(Collective) – Lasse Lindgren: leader, trumpet, flugelhorn, superbone, valve trombone; Antonio Gecek: trumpet; Darko Sedak Bencic: trumpet; Zvonimir Bajevic: trumpet; Klas Nilsson: trumpet; Johnny Olson: trumpet; Jocke Nilsson: trumpet; Fredrik Davidsson: trumpet; Andreas Marinella: alto sax; Johan Borgstrom: alto sax; Mario Bocic: tenor sax; Vojkan Jacic: tenor sax; John Nilsson: tenor sax; Per Lang: tenor sax; Damir Horvat: baritone sax; Erik Kristoffersson: baritone sax; Marin Ferketin: trombone; Miron Hauser: trombone; Niclas Rydh: trombone; Fredrik Wiklund: trombone; Ivan Aleksijevic: piano; Stefan Wingefors: piano; Goran Rukavina: acoustic, electric bass; Peter Janson: acoustic, electric bass; Bruno Domiter: drums; Adam Ross: drums; Mikael Andersson: percussion; Valerija Nikolovska: vocals.

Album information

Title: The Unrecorded Fox | Year Released: 2018 | Record Label: Nilento Records

Post a comment about this album

Tags

Shop Amazon

More

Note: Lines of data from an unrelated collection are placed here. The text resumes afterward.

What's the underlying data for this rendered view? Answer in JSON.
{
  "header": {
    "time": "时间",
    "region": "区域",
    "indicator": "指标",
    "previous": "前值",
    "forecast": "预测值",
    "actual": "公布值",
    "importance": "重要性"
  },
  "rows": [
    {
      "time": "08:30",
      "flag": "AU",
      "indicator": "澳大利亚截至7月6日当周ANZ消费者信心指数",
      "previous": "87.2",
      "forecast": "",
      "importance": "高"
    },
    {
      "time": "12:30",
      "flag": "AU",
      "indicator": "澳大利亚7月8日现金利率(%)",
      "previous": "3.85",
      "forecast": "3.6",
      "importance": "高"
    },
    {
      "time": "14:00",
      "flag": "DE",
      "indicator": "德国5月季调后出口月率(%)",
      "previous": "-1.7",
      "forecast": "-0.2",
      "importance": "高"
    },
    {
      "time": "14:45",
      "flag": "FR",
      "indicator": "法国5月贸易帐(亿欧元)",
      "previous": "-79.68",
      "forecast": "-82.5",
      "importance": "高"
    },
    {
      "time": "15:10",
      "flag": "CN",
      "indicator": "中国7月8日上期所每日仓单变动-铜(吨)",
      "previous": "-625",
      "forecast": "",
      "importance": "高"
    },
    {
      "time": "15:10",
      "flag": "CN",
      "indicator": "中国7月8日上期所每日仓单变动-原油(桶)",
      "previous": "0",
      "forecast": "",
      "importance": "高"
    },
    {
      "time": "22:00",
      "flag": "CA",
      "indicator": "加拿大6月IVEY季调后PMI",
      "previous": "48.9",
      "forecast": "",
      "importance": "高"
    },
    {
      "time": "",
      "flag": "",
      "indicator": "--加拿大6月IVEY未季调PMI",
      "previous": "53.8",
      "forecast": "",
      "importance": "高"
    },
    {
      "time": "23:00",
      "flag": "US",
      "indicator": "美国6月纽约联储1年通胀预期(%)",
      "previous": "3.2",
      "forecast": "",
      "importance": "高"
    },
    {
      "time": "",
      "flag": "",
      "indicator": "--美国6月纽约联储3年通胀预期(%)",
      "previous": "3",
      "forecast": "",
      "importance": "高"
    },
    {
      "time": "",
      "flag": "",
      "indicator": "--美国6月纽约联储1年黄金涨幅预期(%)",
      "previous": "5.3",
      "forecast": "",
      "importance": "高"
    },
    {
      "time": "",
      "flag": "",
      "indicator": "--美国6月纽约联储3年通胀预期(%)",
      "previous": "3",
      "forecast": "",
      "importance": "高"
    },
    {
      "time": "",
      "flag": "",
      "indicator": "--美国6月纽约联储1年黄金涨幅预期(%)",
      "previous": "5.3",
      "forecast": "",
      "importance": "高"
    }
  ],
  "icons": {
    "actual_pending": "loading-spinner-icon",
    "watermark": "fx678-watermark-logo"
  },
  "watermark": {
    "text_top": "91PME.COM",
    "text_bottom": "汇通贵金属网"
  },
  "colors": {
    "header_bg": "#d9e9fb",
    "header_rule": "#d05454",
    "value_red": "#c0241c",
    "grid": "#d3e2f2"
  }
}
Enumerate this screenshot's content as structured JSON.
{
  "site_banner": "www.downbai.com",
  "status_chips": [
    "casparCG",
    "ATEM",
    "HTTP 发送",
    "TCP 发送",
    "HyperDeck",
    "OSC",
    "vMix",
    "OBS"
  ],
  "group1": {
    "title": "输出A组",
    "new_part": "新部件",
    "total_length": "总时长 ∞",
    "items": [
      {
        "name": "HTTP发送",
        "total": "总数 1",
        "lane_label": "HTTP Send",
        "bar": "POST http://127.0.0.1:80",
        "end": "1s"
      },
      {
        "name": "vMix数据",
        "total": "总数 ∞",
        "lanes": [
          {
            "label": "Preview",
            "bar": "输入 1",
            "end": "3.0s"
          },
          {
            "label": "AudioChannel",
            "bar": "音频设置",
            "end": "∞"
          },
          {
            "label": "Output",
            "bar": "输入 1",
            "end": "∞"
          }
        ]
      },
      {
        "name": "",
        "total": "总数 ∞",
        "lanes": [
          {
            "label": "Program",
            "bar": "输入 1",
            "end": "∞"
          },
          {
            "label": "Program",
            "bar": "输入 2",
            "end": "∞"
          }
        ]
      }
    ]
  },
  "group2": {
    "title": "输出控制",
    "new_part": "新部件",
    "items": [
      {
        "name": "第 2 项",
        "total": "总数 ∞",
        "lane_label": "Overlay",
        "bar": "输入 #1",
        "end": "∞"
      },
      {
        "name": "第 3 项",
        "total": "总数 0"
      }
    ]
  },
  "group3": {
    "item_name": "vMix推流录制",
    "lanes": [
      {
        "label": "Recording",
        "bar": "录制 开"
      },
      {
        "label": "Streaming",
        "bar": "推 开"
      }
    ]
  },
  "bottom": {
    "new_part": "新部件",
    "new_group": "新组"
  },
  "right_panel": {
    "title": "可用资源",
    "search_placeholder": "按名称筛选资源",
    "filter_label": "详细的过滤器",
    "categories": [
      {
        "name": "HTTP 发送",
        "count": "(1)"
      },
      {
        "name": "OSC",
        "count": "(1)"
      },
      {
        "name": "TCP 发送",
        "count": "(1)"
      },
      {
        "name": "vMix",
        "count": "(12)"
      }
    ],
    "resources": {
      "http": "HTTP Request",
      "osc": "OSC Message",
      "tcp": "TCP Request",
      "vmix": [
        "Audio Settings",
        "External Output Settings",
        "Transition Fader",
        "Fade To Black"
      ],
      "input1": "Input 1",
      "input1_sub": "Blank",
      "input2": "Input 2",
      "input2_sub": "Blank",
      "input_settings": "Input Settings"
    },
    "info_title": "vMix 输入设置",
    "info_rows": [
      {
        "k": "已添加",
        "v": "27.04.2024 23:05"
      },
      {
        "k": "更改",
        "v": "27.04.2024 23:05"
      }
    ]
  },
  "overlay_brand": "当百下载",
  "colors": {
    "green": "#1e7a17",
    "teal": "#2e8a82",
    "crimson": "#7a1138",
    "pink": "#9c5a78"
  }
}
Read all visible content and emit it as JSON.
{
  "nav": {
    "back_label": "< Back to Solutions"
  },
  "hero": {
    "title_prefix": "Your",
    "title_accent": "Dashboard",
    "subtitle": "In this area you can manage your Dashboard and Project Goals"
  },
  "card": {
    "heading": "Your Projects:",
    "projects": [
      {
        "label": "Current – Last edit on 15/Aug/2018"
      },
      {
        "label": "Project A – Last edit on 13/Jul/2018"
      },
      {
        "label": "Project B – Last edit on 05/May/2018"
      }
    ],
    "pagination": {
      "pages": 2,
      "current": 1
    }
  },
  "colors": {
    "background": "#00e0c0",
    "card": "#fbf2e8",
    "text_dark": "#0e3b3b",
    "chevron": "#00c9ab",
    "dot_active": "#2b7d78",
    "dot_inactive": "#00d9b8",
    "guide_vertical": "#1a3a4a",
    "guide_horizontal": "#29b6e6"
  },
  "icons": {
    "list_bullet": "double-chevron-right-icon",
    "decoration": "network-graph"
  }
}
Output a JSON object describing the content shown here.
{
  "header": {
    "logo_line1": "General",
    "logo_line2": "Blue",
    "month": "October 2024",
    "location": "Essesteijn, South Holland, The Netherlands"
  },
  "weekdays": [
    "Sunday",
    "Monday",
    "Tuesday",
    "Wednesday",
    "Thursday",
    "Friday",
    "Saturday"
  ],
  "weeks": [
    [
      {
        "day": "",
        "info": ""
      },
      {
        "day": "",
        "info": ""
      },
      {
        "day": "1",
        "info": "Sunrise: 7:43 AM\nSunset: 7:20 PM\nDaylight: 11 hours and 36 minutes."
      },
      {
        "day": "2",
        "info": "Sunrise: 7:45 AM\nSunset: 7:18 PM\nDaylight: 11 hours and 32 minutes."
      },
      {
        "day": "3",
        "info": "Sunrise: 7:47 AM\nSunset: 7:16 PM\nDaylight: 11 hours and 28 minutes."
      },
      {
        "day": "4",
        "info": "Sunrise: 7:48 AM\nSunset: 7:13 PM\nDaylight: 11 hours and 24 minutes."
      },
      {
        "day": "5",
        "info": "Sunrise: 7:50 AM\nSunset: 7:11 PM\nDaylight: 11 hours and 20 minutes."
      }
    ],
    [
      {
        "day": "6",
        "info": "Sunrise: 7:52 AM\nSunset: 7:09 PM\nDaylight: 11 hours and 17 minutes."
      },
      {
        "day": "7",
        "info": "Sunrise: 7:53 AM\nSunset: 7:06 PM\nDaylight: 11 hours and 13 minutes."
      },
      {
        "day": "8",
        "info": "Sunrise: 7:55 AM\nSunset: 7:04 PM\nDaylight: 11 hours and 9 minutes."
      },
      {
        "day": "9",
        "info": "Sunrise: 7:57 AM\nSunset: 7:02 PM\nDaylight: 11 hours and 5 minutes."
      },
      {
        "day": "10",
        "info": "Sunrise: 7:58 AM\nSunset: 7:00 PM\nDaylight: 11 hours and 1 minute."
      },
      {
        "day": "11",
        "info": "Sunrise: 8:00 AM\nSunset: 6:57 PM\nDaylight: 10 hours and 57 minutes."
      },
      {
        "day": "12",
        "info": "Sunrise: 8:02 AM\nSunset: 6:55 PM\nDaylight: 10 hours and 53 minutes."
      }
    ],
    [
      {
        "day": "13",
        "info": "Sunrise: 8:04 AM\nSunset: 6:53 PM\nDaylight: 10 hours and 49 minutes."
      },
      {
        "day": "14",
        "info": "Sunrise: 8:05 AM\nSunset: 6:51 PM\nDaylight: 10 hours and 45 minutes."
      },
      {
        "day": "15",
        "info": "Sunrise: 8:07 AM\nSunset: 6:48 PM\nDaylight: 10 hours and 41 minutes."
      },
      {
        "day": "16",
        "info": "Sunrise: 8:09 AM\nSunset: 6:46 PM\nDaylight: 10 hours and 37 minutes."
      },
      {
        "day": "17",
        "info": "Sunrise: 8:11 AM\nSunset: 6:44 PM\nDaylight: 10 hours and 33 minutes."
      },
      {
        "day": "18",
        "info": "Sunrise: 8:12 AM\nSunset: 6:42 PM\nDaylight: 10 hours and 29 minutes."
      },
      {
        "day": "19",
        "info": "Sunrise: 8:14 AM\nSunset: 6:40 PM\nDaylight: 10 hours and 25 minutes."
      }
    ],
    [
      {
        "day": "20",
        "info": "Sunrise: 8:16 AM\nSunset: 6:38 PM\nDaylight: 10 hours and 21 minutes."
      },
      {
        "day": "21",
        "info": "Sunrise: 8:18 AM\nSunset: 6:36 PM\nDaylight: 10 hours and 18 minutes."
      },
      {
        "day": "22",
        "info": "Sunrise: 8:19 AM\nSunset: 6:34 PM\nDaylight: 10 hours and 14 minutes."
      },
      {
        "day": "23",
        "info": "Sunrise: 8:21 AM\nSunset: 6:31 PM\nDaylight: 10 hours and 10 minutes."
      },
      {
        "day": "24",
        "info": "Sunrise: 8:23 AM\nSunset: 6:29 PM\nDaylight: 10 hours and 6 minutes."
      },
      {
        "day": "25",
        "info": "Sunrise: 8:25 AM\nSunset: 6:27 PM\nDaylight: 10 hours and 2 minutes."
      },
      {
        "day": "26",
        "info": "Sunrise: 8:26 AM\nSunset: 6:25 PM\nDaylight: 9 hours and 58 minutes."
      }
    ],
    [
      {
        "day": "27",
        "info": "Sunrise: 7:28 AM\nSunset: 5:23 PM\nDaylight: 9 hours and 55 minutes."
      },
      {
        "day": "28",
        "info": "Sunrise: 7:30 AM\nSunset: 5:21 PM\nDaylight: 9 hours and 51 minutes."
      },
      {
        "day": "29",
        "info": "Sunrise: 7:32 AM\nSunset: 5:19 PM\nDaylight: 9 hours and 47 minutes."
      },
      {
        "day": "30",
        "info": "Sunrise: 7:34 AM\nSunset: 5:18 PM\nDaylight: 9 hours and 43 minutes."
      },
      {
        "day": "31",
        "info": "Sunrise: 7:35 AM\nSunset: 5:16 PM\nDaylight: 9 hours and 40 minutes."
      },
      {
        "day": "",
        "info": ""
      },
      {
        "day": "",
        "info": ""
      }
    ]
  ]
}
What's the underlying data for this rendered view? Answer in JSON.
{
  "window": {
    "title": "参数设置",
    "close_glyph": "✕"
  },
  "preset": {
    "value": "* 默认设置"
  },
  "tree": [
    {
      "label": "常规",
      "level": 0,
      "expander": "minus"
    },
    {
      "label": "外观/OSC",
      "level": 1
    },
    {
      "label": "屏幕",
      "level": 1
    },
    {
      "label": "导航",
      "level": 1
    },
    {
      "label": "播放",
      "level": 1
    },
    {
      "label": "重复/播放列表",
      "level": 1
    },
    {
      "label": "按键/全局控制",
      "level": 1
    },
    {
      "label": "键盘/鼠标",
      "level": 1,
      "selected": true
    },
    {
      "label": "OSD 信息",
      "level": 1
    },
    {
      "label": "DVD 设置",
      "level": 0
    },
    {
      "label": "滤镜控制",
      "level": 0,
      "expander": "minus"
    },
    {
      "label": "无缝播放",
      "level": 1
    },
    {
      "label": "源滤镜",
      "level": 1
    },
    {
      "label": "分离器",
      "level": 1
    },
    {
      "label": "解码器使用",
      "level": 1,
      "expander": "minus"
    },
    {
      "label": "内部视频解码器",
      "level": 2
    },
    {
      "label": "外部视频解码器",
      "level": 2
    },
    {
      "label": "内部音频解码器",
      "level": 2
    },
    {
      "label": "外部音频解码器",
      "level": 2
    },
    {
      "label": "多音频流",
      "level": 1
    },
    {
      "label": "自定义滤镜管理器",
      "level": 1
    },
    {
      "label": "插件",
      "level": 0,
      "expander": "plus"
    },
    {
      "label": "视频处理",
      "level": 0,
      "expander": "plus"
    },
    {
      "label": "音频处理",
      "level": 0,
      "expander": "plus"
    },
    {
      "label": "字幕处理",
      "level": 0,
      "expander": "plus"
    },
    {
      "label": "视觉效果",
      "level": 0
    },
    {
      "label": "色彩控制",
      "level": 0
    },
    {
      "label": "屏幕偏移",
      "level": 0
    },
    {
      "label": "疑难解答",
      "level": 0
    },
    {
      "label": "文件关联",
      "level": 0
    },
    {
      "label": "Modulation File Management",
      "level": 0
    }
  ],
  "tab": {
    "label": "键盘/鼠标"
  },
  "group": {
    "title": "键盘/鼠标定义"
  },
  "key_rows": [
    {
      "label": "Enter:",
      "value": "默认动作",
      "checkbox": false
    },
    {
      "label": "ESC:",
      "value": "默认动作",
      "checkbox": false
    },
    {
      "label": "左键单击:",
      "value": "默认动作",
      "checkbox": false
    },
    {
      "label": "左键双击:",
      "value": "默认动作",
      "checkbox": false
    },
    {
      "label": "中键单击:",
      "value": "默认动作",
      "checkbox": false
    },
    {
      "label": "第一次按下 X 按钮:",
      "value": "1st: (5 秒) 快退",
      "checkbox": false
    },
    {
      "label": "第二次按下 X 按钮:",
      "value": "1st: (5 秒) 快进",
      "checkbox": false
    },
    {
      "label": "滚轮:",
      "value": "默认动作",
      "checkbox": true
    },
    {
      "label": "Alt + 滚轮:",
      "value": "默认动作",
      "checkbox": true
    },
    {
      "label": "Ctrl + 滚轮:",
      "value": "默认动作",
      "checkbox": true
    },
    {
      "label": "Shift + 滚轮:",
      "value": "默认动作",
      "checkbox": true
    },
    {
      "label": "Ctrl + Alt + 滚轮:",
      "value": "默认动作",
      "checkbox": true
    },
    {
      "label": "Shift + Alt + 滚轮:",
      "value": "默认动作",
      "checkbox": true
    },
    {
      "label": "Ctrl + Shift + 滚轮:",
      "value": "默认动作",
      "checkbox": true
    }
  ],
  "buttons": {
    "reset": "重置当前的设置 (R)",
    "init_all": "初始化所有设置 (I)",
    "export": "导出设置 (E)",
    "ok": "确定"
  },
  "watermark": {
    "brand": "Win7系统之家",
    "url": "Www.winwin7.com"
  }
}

Read Warmer Than Blood
Warmer Than Blood
Chris Montague
Read Off Brand
Off Brand
Collage Project
Read Expanding Light
Expanding Light
Whit Dickey Trio
Read Iron Starlet
Iron Starlet
Connie Han

All About Jazz needs your support

Donate
All About Jazz & Jazz Near You were built to promote jazz music: both recorded and live events. We rely primarily on venues, festivals and musicians to promote their events through our platform. With club closures, shelter in place and an uncertain future, we've pivoted our platform to collect, promote and broadcast livestream concerts to support our jazz musician friends. This is a significant but neccesary effort that will help musicians now, and in the future. You can help offset the cost of this essential undertaking by making a donation today. In return, we'll deliver an ad-free experience (which includes hiding the bottom right video ad). Thank you.

Get more of a good thing

Our weekly newsletter highlights our top stories and includes your local jazz events calendar.